Irish bookies face backlash over Pistorius bets

Oscar Pistorius

Online protestors have branded Irish bookmakers Paddy Power ‘vile’ and ‘offensive’ after they used the Oscar Pistorius murder trial to promote their offers.

The bookmakers were taking bets on whether or not the Paralympian athlete would be found guilty of murdering his girlfriend Reeva Steenkamp.

Oscar Pistorius

Then they highlighted the tasteless market by offering to refund losing bets if Pistorius was found not guilty. In the advert, Paddy Power claimed: “It’s Oscar Time. Money Back If He Walks. We will refund all losing bets on the Oscar Pistorius trial if he is found not guilty.”

The advert was timed to coincide with the Academy Awards on Sunday evening to gain the highest possible attention.

However, as soon as it was published, angry online protests began to gather pace.
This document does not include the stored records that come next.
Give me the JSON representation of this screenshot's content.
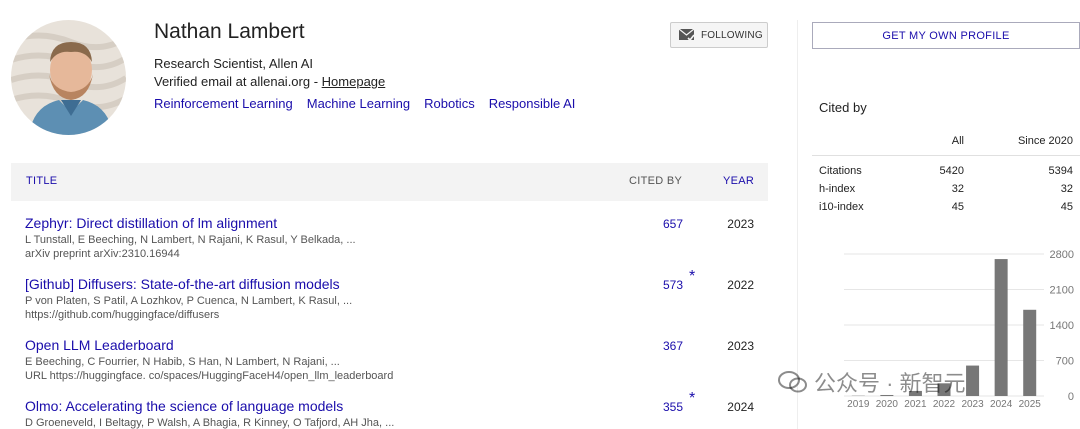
{
  "profile": {
    "name": "Nathan Lambert",
    "affiliation": "Research Scientist, Allen AI",
    "email_text": "Verified email at allenai.org - ",
    "homepage_label": "Homepage",
    "interests": [
      "Reinforcement Learning",
      "Machine Learning",
      "Robotics",
      "Responsible AI"
    ],
    "follow_label": "FOLLOWING"
  },
  "table": {
    "col_title": "TITLE",
    "col_cited": "CITED BY",
    "col_year": "YEAR",
    "rows": [
      {
        "title": "Zephyr: Direct distillation of lm alignment",
        "authors": "L Tunstall, E Beeching, N Lambert, N Rajani, K Rasul, Y Belkada, ...",
        "venue": "arXiv preprint arXiv:2310.16944",
        "cited": "657",
        "star": "",
        "year": "2023"
      },
      {
        "title": "[Github] Diffusers: State-of-the-art diffusion models",
        "authors": "P von Platen, S Patil, A Lozhkov, P Cuenca, N Lambert, K Rasul, ...",
        "venue": "https://github.com/huggingface/diffusers",
        "cited": "573",
        "star": "*",
        "year": "2022"
      },
      {
        "title": "Open LLM Leaderboard",
        "authors": "E Beeching, C Fourrier, N Habib, S Han, N Lambert, N Rajani, ...",
        "venue": "URL https://huggingface. co/spaces/HuggingFaceH4/open_llm_leaderboard",
        "cited": "367",
        "star": "",
        "year": "2023"
      },
      {
        "title": "Olmo: Accelerating the science of language models",
        "authors": "D Groeneveld, I Beltagy, P Walsh, A Bhagia, R Kinney, O Tafjord, AH Jha, ...",
        "venue": "",
        "cited": "355",
        "star": "*",
        "year": "2024"
      }
    ]
  },
  "sidebar": {
    "own_profile_label": "GET MY OWN PROFILE",
    "cited_by_label": "Cited by",
    "col_all": "All",
    "col_since": "Since 2020",
    "stats": [
      {
        "label": "Citations",
        "all": "5420",
        "since": "5394"
      },
      {
        "label": "h-index",
        "all": "32",
        "since": "32"
      },
      {
        "label": "i10-index",
        "all": "45",
        "since": "45"
      }
    ]
  },
  "chart_data": {
    "type": "bar",
    "categories": [
      "2019",
      "2020",
      "2021",
      "2022",
      "2023",
      "2024",
      "2025"
    ],
    "values": [
      5,
      20,
      100,
      250,
      600,
      2700,
      1700
    ],
    "yticks": [
      "2800",
      "2100",
      "1400",
      "700",
      "0"
    ],
    "ylim": [
      0,
      2800
    ],
    "bar_color": "#777777"
  },
  "watermark": {
    "text": "公众号 · 新智元"
  }
}
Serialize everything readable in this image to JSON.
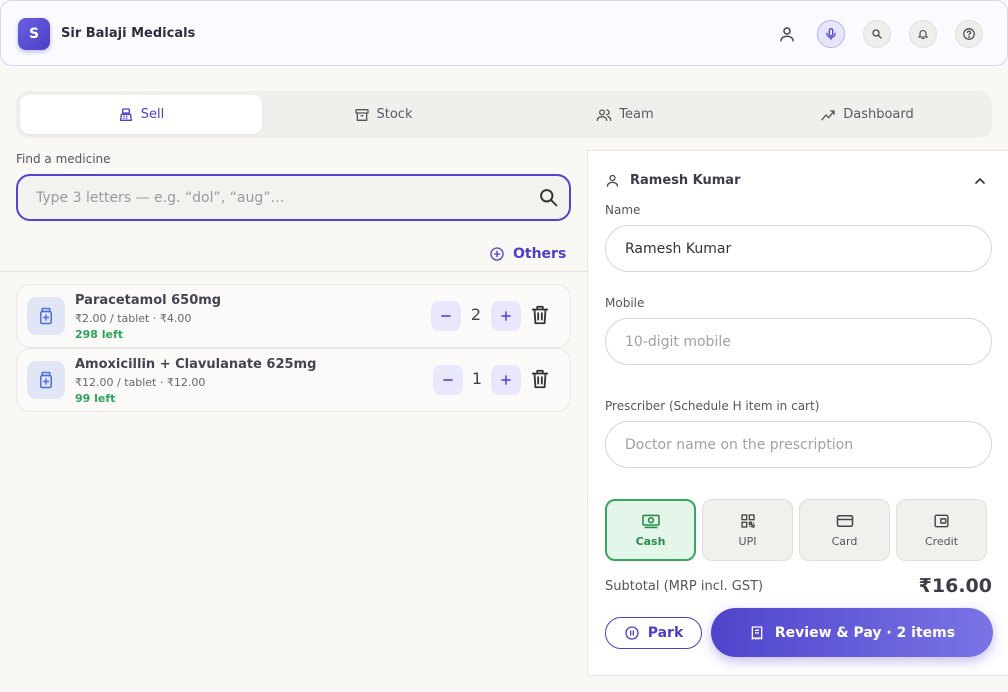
{
  "app": {
    "logo_letter": "S",
    "title": "Sir Balaji Medicals"
  },
  "header": {
    "icons": [
      "user-icon",
      "mic-icon",
      "search-icon",
      "bell-icon",
      "help-icon"
    ]
  },
  "tabs": [
    {
      "label": "Sell",
      "icon": "pos-icon",
      "active": true
    },
    {
      "label": "Stock",
      "icon": "box-icon",
      "active": false
    },
    {
      "label": "Team",
      "icon": "users-icon",
      "active": false
    },
    {
      "label": "Dashboard",
      "icon": "trend-icon",
      "active": false
    }
  ],
  "search": {
    "label": "Find a medicine",
    "placeholder": "Type 3 letters — e.g. “dol”, “aug”…",
    "value": ""
  },
  "others_label": "Others",
  "cart": [
    {
      "name": "Paracetamol 650mg",
      "price_line": "₹2.00 / tablet · ₹4.00",
      "stock": "298 left",
      "qty": "2"
    },
    {
      "name": "Amoxicillin + Clavulanate 625mg",
      "price_line": "₹12.00 / tablet · ₹12.00",
      "stock": "99 left",
      "qty": "1"
    }
  ],
  "customer": {
    "header_name": "Ramesh Kumar",
    "name_label": "Name",
    "name_value": "Ramesh Kumar",
    "mobile_label": "Mobile",
    "mobile_placeholder": "10-digit mobile",
    "prescriber_label": "Prescriber (Schedule H item in cart)",
    "prescriber_placeholder": "Doctor name on the prescription"
  },
  "payment_methods": [
    {
      "label": "Cash",
      "icon": "cash-icon",
      "selected": true
    },
    {
      "label": "UPI",
      "icon": "qr-icon",
      "selected": false
    },
    {
      "label": "Card",
      "icon": "card-icon",
      "selected": false
    },
    {
      "label": "Credit",
      "icon": "wallet-icon",
      "selected": false
    }
  ],
  "summary": {
    "subtotal_label": "Subtotal (MRP incl. GST)",
    "subtotal_value": "₹16.00"
  },
  "actions": {
    "park_label": "Park",
    "review_label": "Review & Pay · 2 items"
  },
  "colors": {
    "accent": "#4b40c8",
    "success": "#2aa55a",
    "background": "#faf8f5"
  }
}
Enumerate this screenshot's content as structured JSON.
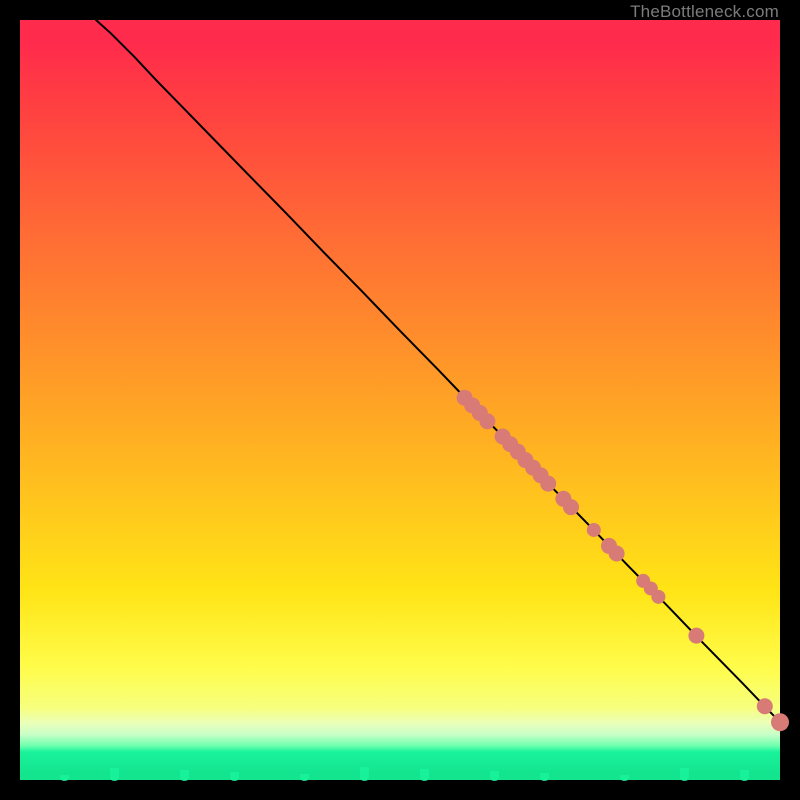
{
  "attribution": "TheBottleneck.com",
  "colors": {
    "curve_stroke": "#000000",
    "dot_fill": "#d87a76",
    "gradient_top": "#ff2b4c",
    "gradient_bottom": "#13e58f",
    "background": "#000000"
  },
  "chart_data": {
    "type": "line",
    "title": "",
    "xlabel": "",
    "ylabel": "",
    "xlim": [
      0,
      100
    ],
    "ylim": [
      0,
      100
    ],
    "grid": false,
    "legend": false,
    "curve": {
      "x": [
        10,
        12,
        15,
        18,
        22,
        26,
        30,
        35,
        40,
        45,
        50,
        55,
        60,
        65,
        70,
        75,
        80,
        85,
        90,
        95,
        100
      ],
      "y": [
        100,
        98.2,
        95.2,
        92,
        87.9,
        83.8,
        79.7,
        74.6,
        69.4,
        64.3,
        59.1,
        54,
        48.8,
        43.7,
        38.5,
        33.4,
        28.2,
        23.1,
        17.9,
        12.8,
        7.6
      ]
    },
    "series": [
      {
        "name": "highlighted-points",
        "type": "scatter",
        "x": [
          58.5,
          59.5,
          60.5,
          61.5,
          63.5,
          64.5,
          65.5,
          66.5,
          67.5,
          68.5,
          69.5,
          71.5,
          72.5,
          75.5,
          77.5,
          78.5,
          82.0,
          83.0,
          84.0,
          89.0,
          98.0,
          100.0
        ],
        "y": [
          50.3,
          49.3,
          48.3,
          47.2,
          45.2,
          44.2,
          43.2,
          42.1,
          41.1,
          40.1,
          39.0,
          37.0,
          35.9,
          32.9,
          30.8,
          29.8,
          26.2,
          25.2,
          24.1,
          19.0,
          9.7,
          7.6
        ],
        "size": [
          8,
          8,
          8,
          8,
          8,
          8,
          8,
          8,
          8,
          8,
          8,
          8,
          8,
          7,
          8,
          8,
          7,
          7,
          7,
          8,
          8,
          9
        ]
      }
    ]
  }
}
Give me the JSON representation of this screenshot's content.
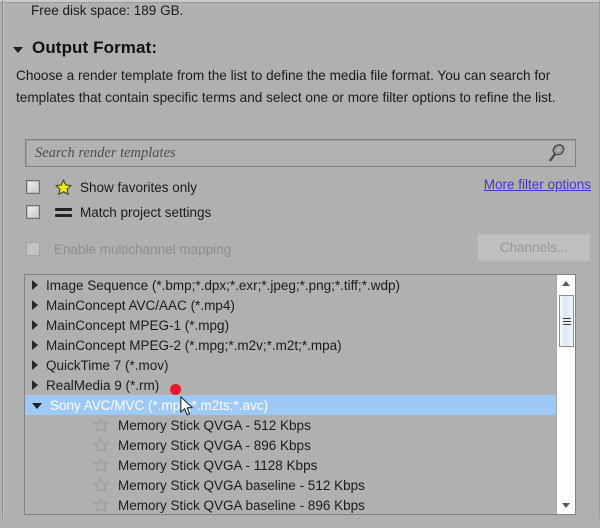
{
  "status_bar": {
    "free_disk_space": "Free disk space: 189 GB."
  },
  "section": {
    "toggle_icon": "triangle-down-icon",
    "title": "Output Format:",
    "description": "Choose a render template from the list to define the media file format. You can search for templates that contain specific terms and select one or more filter options to refine the list."
  },
  "search": {
    "placeholder": "Search render templates",
    "value": "",
    "icon": "search-magnifier-icon"
  },
  "filters": {
    "items": [
      {
        "label": "Show favorites only",
        "icon": "star-icon",
        "checked": false
      },
      {
        "label": "Match project settings",
        "icon": "equals-icon",
        "checked": false
      }
    ],
    "more_filter_options": "More filter options"
  },
  "multichannel": {
    "label": "Enable multichannel mapping",
    "checked": false,
    "enabled": false,
    "channels_button": "Channels..."
  },
  "template_tree": {
    "rows": [
      {
        "label": "Image Sequence (*.bmp;*.dpx;*.exr;*.jpeg;*.png;*.tiff;*.wdp)",
        "level": 0,
        "expanded": false,
        "selected": false
      },
      {
        "label": "MainConcept AVC/AAC (*.mp4)",
        "level": 0,
        "expanded": false,
        "selected": false
      },
      {
        "label": "MainConcept MPEG-1 (*.mpg)",
        "level": 0,
        "expanded": false,
        "selected": false
      },
      {
        "label": "MainConcept MPEG-2 (*.mpg;*.m2v;*.m2t;*.mpa)",
        "level": 0,
        "expanded": false,
        "selected": false
      },
      {
        "label": "QuickTime 7 (*.mov)",
        "level": 0,
        "expanded": false,
        "selected": false
      },
      {
        "label": "RealMedia 9 (*.rm)",
        "level": 0,
        "expanded": false,
        "selected": false
      },
      {
        "label": "Sony AVC/MVC (*.mp4;*.m2ts;*.avc)",
        "level": 0,
        "expanded": true,
        "selected": true
      },
      {
        "label": "Memory Stick QVGA - 512 Kbps",
        "level": 1,
        "expanded": false,
        "selected": false
      },
      {
        "label": "Memory Stick QVGA - 896 Kbps",
        "level": 1,
        "expanded": false,
        "selected": false
      },
      {
        "label": "Memory Stick QVGA - 1128 Kbps",
        "level": 1,
        "expanded": false,
        "selected": false
      },
      {
        "label": "Memory Stick QVGA baseline - 512 Kbps",
        "level": 1,
        "expanded": false,
        "selected": false
      },
      {
        "label": "Memory Stick QVGA baseline - 896 Kbps",
        "level": 1,
        "expanded": false,
        "selected": false
      }
    ],
    "scrollbar": {
      "up_arrow": "scroll-up-icon",
      "down_arrow": "scroll-down-icon",
      "thumb_position_pct": 8
    }
  },
  "colors": {
    "window_background": "#b0b0b0",
    "selection_blue": "#9cc9f5",
    "link_violet": "#3f35cf",
    "star_yellow": "#f2e515",
    "disabled_gray": "#8e8e8e",
    "marker_red": "#e8172a",
    "list_background": "#b0b0b0"
  },
  "pointer": {
    "cursor_icon": "arrow-cursor",
    "marker_icon": "red-dot-marker"
  }
}
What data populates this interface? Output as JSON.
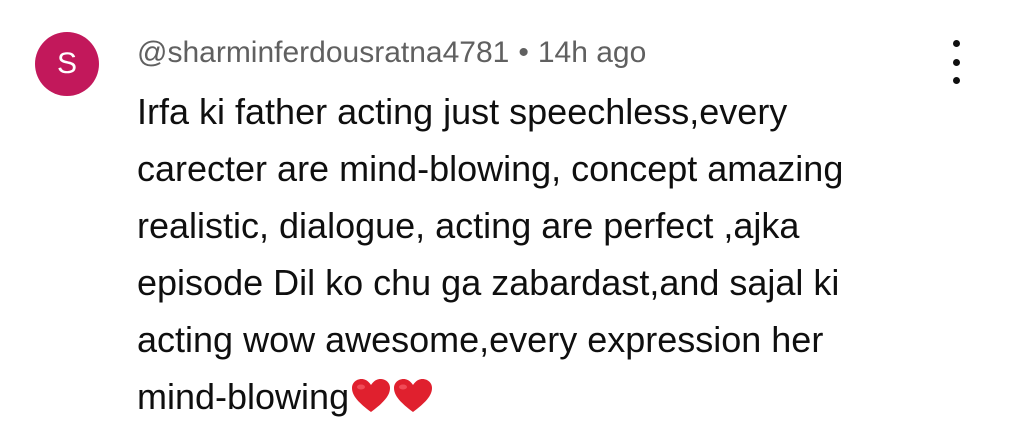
{
  "comment": {
    "avatar_letter": "S",
    "avatar_color": "#c2185b",
    "username": "@sharminferdousratna4781",
    "separator": "•",
    "timestamp": "14h ago",
    "menu_icon": "more-vert-icon",
    "text_lines": [
      "Irfa ki father acting just speechless,every",
      "carecter are mind-blowing, concept amazing",
      "realistic, dialogue, acting are perfect ,ajka",
      "episode Dil ko chu ga zabardast,and sajal ki",
      "acting wow awesome,every expression her",
      "mind-blowing"
    ],
    "emojis": [
      "❤️",
      "❤️"
    ],
    "heart_color": "#e0202e"
  }
}
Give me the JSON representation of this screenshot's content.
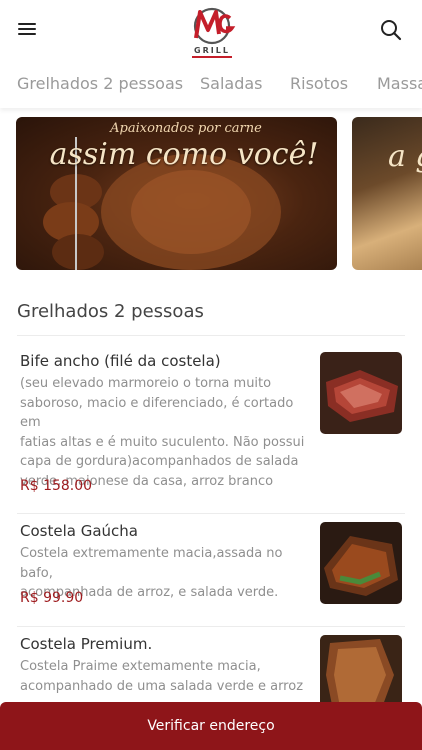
{
  "header": {
    "logo_wordmark": "GRILL",
    "menu_icon": "hamburger-menu-icon",
    "search_icon": "search-icon",
    "brand_color": "#c41e2a"
  },
  "tabs": [
    {
      "label": "Grelhados 2 pessoas"
    },
    {
      "label": "Saladas"
    },
    {
      "label": "Risotos"
    },
    {
      "label": "Massas"
    }
  ],
  "banners": [
    {
      "kicker": "Apaixonados por carne",
      "headline": "assim como você!"
    },
    {
      "headline": "a g"
    }
  ],
  "section": {
    "title": "Grelhados 2 pessoas"
  },
  "items": [
    {
      "name": "Bife ancho (filé da costela)",
      "desc_lines": [
        "(seu elevado marmoreio o torna muito",
        "saboroso, macio e diferenciado, é cortado em",
        "fatias altas e é muito suculento. Não possui",
        "capa de gordura)acompanhados de salada",
        "verde, maionese da casa, arroz branco"
      ],
      "price": "R$ 158.00"
    },
    {
      "name": "Costela Gaúcha",
      "desc_lines": [
        "Costela extremamente macia,assada no bafo,",
        "acompanhada de arroz, e salada verde."
      ],
      "price": "R$ 99.90"
    },
    {
      "name": "Costela Premium.",
      "desc_lines": [
        "Costela Praime extemamente macia,",
        "acompanhado de uma salada verde e arroz"
      ],
      "price": ""
    }
  ],
  "footer": {
    "button_label": "Verificar endereço",
    "button_color": "#8e1519"
  }
}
By Tuesday afternoon, more than 100,000 people had signed a petition demanding the bookies stop taking bets on the case.

One post said: “The brutal death of a woman at the hands of her partner is not ‘sport’ or ‘entertainment’ and promoting the opportunity to make money from it is a vile and offensive act which anyone with a sense of human dignity and respect for human life must reject.”

Paddy Power have now closed the market, but were unapologetic when questioned about the campaign. A spokesperson for the firm said: “We don’t plan to pull our betting or advertising. There’s nothing new about betting on the outcome of the most high profile court cases. Given the rolling coverage of this trial, pretty much everyone will be talking about it.”

It is not the first time the Irish firm has caused a stir with its attention grabbing advertising. They received heavy criticism from animal rights groups in 2010, when a cat was kicked by a blind footballer in one of their ads.
Oscar Pistorius is accused of murdering his girlfriend Reeva Steenkamp who he shot through a door in his home in South Africa. The athlete denies murder and claims he thought he was shooting at an intruder who had broken into his home.